_Exercise data_
···

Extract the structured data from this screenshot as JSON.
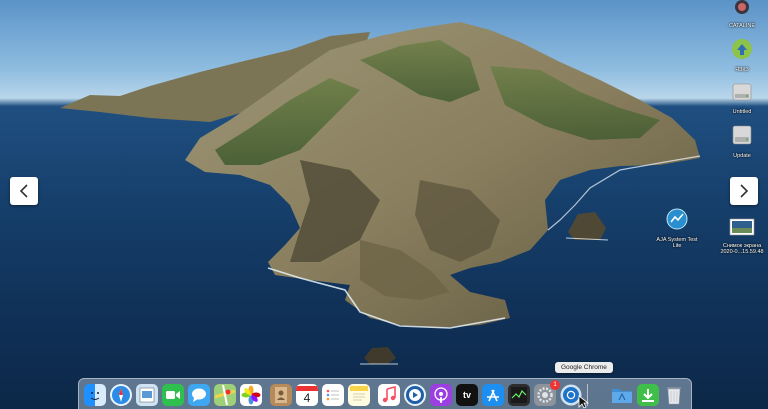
{
  "desktop": {
    "icons": [
      {
        "id": "catalina-installer",
        "label": "CATALINE"
      },
      {
        "id": "android-file",
        "label": "ЯЗКЗ"
      },
      {
        "id": "untitled-drive",
        "label": "Untitled"
      },
      {
        "id": "update-drive",
        "label": "Update"
      },
      {
        "id": "aja-system-test",
        "label": "AJA System Test Lite"
      },
      {
        "id": "screen-recording",
        "label": "Снимок экрана 2020-0...15.59.48"
      }
    ]
  },
  "navigation": {
    "prev_label": "‹",
    "next_label": "›"
  },
  "tooltip": {
    "text": "Google Chrome"
  },
  "dock": {
    "apps": [
      {
        "id": "finder",
        "icon": "finder-icon"
      },
      {
        "id": "safari",
        "icon": "safari-icon"
      },
      {
        "id": "preview",
        "icon": "preview-icon"
      },
      {
        "id": "facetime",
        "icon": "facetime-icon"
      },
      {
        "id": "messages",
        "icon": "messages-icon"
      },
      {
        "id": "maps",
        "icon": "maps-icon"
      },
      {
        "id": "photos",
        "icon": "photos-icon"
      },
      {
        "id": "contacts",
        "icon": "contacts-icon"
      },
      {
        "id": "calendar",
        "icon": "calendar-icon",
        "day": "4"
      },
      {
        "id": "reminders",
        "icon": "reminders-icon"
      },
      {
        "id": "notes",
        "icon": "notes-icon"
      },
      {
        "id": "music",
        "icon": "music-icon"
      },
      {
        "id": "quicktime",
        "icon": "quicktime-icon"
      },
      {
        "id": "podcasts",
        "icon": "podcasts-icon"
      },
      {
        "id": "apple-tv",
        "icon": "apple-tv-icon",
        "label": "tv"
      },
      {
        "id": "app-store",
        "icon": "app-store-icon"
      },
      {
        "id": "activity-monitor",
        "icon": "activity-monitor-icon"
      },
      {
        "id": "system-preferences",
        "icon": "system-preferences-icon",
        "badge": "1"
      },
      {
        "id": "google-chrome",
        "icon": "chrome-icon"
      },
      {
        "id": "applications-folder",
        "icon": "applications-folder-icon"
      },
      {
        "id": "downloads-folder",
        "icon": "downloads-folder-icon"
      },
      {
        "id": "trash",
        "icon": "trash-icon"
      }
    ]
  },
  "colors": {
    "sky": "#8fbde0",
    "sea": "#163f6b",
    "island": "#8a8563",
    "vegetation": "#4f6a36",
    "dock": "#d2e1ee"
  }
}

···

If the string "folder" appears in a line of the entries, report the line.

_Task result_
        "id": "applications-folder",
        "icon": "applications-folder-icon"
        "id": "downloads-folder",
        "icon": "downloads-folder-icon"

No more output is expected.